Nathalie’s hair was greasy and tangled, like it hadn’t been washed or brushed, which was unusual as she was normally a very clean person. Her eyes had dark circles under them, and her lips appeared dry and chapped. This was the worst Harper had seen her in ages.
“What’s going on here?” Harper asked with as much cheer as she could muster, and the staff member quietly excused herself, leaving Harper alone to calm her mother.
“I’ve been visiting with these nice girls, and they’ve been so kind, but I have to get going.” Nathalie stopped walking enough to look at Harper for help. “My husband will be expecting me soon, and my daughters will be home from school. I have to make supper.”

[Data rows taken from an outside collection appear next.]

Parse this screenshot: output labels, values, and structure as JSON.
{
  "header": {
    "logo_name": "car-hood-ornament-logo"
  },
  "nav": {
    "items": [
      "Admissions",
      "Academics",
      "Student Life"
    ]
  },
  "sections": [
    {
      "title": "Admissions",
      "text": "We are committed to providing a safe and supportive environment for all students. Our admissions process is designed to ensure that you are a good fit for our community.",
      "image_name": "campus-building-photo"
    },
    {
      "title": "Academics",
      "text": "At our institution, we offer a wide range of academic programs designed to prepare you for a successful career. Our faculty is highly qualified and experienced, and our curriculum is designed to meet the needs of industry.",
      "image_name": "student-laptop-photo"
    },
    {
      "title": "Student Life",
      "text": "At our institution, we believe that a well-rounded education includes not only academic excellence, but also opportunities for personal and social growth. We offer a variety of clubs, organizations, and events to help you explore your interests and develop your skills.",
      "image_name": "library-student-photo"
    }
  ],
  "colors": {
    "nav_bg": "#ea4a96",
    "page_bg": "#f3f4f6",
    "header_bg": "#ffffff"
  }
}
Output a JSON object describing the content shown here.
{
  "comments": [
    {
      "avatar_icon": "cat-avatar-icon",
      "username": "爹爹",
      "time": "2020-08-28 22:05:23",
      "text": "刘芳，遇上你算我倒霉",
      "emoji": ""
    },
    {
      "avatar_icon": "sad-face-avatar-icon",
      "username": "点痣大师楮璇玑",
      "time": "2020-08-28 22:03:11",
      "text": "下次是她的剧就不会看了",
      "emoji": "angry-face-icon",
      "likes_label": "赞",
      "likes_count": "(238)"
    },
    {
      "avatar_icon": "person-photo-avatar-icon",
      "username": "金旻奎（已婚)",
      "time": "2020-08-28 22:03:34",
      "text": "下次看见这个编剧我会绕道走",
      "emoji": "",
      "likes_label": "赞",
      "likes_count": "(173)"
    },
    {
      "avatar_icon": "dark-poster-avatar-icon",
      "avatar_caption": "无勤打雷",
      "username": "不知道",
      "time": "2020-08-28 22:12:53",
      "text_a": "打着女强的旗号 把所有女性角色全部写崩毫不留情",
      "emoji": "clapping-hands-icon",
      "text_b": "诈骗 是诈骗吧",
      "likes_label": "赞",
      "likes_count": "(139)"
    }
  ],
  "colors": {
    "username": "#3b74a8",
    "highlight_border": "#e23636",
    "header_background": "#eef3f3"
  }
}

Harper smiled and tried to keep her words soothing. “Mom, I am your daughter.”
“Don’t be ridiculous.” Nathalie laughed, then returned to her pacing. “You’re much too old to be my daughter.”
“How old do you think your daughters are?” Harper asked.
“Harper turned nine this past January, and Gemma just turned seven.” Nathalie smiled when she talked about them, appearing genuinely happy for a few seconds, before fear flickered in her golden eyes.
“Mom.” She stepped in front of Nathalie, blocking her path and forcing her to stop and look at her. “I am Harper.”
“No, you’re not.” Nathalie shook her head and smiled uneasily. “You’re … a woman. My daughter is a child. And I’m starting to think this joke isn’t very funny. Now, I need to be going.” She tried to brush past her, but Harper gently put a hand on her shoulder, stopping her.